[INPUT RECORDS — start]

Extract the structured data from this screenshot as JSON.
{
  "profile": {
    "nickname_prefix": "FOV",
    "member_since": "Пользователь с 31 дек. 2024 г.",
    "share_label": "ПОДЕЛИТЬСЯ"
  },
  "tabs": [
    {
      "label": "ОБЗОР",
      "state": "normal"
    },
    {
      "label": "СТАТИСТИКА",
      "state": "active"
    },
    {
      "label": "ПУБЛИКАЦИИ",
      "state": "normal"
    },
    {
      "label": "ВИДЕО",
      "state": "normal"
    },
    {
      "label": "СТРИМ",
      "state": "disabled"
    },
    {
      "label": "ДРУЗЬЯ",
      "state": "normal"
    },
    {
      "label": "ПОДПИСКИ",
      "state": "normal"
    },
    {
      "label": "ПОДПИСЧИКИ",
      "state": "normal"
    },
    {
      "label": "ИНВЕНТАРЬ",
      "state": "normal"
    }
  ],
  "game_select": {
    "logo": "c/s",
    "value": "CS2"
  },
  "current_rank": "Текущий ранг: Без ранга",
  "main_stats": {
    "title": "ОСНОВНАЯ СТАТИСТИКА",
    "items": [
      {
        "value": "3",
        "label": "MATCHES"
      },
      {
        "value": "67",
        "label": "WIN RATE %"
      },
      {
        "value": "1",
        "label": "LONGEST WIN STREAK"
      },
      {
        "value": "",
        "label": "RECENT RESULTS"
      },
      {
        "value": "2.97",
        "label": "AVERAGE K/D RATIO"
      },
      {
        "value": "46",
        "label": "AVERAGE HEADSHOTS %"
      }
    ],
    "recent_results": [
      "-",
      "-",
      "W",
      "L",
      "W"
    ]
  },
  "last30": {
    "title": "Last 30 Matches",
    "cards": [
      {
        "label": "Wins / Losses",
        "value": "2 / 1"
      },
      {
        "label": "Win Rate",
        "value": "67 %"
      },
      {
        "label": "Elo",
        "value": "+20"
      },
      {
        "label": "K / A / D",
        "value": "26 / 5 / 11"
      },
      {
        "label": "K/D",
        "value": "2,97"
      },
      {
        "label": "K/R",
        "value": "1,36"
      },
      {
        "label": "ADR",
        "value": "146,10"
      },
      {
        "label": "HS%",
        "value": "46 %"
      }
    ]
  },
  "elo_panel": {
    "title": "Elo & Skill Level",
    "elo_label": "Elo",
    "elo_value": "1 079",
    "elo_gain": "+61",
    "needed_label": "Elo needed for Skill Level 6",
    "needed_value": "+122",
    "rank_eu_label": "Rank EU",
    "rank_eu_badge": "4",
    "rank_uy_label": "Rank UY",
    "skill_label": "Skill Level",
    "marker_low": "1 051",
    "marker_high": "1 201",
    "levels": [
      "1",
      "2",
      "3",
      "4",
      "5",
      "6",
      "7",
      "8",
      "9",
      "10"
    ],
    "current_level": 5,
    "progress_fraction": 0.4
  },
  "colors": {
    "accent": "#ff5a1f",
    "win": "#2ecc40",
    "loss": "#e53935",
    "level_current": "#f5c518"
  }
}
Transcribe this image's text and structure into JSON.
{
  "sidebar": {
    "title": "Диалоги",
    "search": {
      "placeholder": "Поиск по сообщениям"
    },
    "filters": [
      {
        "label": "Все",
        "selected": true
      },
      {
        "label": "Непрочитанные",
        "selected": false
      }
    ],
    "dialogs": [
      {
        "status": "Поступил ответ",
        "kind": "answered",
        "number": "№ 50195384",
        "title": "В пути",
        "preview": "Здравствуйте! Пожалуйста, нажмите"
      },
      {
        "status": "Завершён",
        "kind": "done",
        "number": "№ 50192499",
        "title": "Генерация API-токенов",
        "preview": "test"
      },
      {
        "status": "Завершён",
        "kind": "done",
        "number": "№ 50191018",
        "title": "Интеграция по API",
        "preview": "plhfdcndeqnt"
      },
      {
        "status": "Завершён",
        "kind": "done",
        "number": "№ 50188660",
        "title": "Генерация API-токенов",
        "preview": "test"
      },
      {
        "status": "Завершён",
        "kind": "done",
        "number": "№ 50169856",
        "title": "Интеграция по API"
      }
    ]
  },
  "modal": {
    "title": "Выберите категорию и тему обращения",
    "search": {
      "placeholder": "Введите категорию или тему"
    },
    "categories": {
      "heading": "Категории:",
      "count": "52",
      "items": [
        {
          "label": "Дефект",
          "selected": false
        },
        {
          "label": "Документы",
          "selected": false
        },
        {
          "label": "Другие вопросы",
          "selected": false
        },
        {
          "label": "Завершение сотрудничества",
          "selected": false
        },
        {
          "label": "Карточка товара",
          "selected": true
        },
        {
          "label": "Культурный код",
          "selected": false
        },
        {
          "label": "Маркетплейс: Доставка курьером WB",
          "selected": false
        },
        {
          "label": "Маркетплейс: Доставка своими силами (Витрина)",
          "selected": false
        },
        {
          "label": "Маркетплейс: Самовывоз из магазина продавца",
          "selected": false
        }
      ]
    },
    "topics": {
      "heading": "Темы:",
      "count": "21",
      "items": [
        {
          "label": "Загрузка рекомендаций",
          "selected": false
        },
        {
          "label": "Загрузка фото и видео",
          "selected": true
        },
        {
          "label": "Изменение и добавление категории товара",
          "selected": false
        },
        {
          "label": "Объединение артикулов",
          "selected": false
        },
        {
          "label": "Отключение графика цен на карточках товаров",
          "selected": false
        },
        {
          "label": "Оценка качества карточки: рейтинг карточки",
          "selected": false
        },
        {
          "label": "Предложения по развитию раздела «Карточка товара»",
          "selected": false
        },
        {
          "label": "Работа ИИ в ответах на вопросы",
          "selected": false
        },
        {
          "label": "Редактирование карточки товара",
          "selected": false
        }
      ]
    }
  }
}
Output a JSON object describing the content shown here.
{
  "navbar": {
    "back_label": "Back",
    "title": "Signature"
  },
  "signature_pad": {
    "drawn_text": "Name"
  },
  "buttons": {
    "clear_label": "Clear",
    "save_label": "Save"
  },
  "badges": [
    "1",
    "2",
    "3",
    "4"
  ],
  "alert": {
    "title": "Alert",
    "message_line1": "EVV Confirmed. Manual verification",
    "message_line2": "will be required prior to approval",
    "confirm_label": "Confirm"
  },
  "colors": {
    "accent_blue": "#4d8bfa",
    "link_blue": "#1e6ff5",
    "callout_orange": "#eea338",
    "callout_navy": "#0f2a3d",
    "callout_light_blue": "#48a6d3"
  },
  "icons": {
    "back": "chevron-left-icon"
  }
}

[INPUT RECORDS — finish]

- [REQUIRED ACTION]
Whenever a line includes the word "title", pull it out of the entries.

- [OUTPUT FOR THIS TASK]
    "title": "ОСНОВНАЯ СТАТИСТИКА",
    "title": "Last 30 Matches",
    "title": "Elo & Skill Level",
    "title": "Диалоги",
        "title": "В пути",
        "title": "Генерация API-токенов",
        "title": "Интеграция по API",
        "title": "Генерация API-токенов",
        "title": "Интеграция по API"
    "title": "Выберите категорию и тему обращения",
    "title": "Signature"
    "title": "Alert",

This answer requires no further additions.